Task — Give back the full set of entries exactly, keeping each line intact.

Data extracts —
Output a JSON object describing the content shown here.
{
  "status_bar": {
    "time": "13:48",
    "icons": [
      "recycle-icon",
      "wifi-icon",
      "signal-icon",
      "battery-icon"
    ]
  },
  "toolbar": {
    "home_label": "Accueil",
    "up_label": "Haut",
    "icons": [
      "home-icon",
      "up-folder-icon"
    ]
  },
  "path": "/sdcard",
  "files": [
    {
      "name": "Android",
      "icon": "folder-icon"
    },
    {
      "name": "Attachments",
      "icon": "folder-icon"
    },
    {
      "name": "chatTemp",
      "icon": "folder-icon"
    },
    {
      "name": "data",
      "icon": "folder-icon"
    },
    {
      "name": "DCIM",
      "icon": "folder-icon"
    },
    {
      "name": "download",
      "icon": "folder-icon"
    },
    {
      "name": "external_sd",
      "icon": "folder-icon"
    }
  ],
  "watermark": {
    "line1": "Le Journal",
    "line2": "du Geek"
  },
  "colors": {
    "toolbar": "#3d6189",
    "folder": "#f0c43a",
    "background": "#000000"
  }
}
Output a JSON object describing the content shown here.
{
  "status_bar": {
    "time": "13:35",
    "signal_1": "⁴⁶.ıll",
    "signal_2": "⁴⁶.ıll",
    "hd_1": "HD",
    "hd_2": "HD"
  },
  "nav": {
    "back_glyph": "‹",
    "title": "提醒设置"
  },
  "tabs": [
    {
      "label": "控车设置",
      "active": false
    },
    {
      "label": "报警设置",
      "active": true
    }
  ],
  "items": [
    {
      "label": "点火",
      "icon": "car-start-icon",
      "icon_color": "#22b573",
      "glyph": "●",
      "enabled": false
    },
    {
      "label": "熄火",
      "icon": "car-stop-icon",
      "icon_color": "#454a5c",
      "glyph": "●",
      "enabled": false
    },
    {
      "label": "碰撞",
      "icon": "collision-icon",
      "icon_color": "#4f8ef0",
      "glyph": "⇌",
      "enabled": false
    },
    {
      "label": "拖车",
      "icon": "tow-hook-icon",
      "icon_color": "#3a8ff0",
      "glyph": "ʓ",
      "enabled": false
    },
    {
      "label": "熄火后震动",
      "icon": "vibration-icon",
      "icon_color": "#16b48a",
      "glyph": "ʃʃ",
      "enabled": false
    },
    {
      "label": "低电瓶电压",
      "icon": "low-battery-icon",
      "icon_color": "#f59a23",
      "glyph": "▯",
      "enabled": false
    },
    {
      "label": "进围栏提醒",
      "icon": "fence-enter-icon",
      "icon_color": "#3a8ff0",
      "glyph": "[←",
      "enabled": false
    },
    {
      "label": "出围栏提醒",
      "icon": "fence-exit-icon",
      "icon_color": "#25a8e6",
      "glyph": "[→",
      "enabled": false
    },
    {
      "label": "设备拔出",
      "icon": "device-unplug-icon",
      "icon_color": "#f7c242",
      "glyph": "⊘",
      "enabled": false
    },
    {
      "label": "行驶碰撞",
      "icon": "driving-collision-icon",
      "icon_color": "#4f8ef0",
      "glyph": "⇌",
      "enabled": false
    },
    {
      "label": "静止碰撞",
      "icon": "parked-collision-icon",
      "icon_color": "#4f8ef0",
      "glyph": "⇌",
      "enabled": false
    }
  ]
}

Task answer —
Output a JSON object describing the content shown here.
{
  "status_bar": {
    "time": "13:48",
    "icons": [
      "recycle-icon",
      "wifi-icon",
      "signal-icon",
      "battery-icon"
    ]
  },
  "toolbar": {
    "home_label": "Accueil",
    "up_label": "Haut",
    "icons": [
      "home-icon",
      "up-folder-icon"
    ]
  },
  "path": "/sdcard",
  "files": [
    {
      "name": "Android",
      "icon": "folder-icon"
    },
    {
      "name": "Attachments",
      "icon": "folder-icon"
    },
    {
      "name": "chatTemp",
      "icon": "folder-icon"
    },
    {
      "name": "data",
      "icon": "folder-icon"
    },
    {
      "name": "DCIM",
      "icon": "folder-icon"
    },
    {
      "name": "download",
      "icon": "folder-icon"
    },
    {
      "name": "external_sd",
      "icon": "folder-icon"
    }
  ],
  "watermark": {
    "line1": "Le Journal",
    "line2": "du Geek"
  },
  "colors": {
    "toolbar": "#3d6189",
    "folder": "#f0c43a",
    "background": "#000000"
  }
}
Output a JSON object describing the content shown here.
{
  "status_bar": {
    "time": "13:35",
    "signal_1": "⁴⁶.ıll",
    "signal_2": "⁴⁶.ıll",
    "hd_1": "HD",
    "hd_2": "HD"
  },
  "nav": {
    "back_glyph": "‹",
    "title": "提醒设置"
  },
  "tabs": [
    {
      "label": "控车设置",
      "active": false
    },
    {
      "label": "报警设置",
      "active": true
    }
  ],
  "items": [
    {
      "label": "点火",
      "icon": "car-start-icon",
      "icon_color": "#22b573",
      "glyph": "●",
      "enabled": false
    },
    {
      "label": "熄火",
      "icon": "car-stop-icon",
      "icon_color": "#454a5c",
      "glyph": "●",
      "enabled": false
    },
    {
      "label": "碰撞",
      "icon": "collision-icon",
      "icon_color": "#4f8ef0",
      "glyph": "⇌",
      "enabled": false
    },
    {
      "label": "拖车",
      "icon": "tow-hook-icon",
      "icon_color": "#3a8ff0",
      "glyph": "ʓ",
      "enabled": false
    },
    {
      "label": "熄火后震动",
      "icon": "vibration-icon",
      "icon_color": "#16b48a",
      "glyph": "ʃʃ",
      "enabled": false
    },
    {
      "label": "低电瓶电压",
      "icon": "low-battery-icon",
      "icon_color": "#f59a23",
      "glyph": "▯",
      "enabled": false
    },
    {
      "label": "进围栏提醒",
      "icon": "fence-enter-icon",
      "icon_color": "#3a8ff0",
      "glyph": "[←",
      "enabled": false
    },
    {
      "label": "出围栏提醒",
      "icon": "fence-exit-icon",
      "icon_color": "#25a8e6",
      "glyph": "[→",
      "enabled": false
    },
    {
      "label": "设备拔出",
      "icon": "device-unplug-icon",
      "icon_color": "#f7c242",
      "glyph": "⊘",
      "enabled": false
    },
    {
      "label": "行驶碰撞",
      "icon": "driving-collision-icon",
      "icon_color": "#4f8ef0",
      "glyph": "⇌",
      "enabled": false
    },
    {
      "label": "静止碰撞",
      "icon": "parked-collision-icon",
      "icon_color": "#4f8ef0",
      "glyph": "⇌",
      "enabled": false
    }
  ]
}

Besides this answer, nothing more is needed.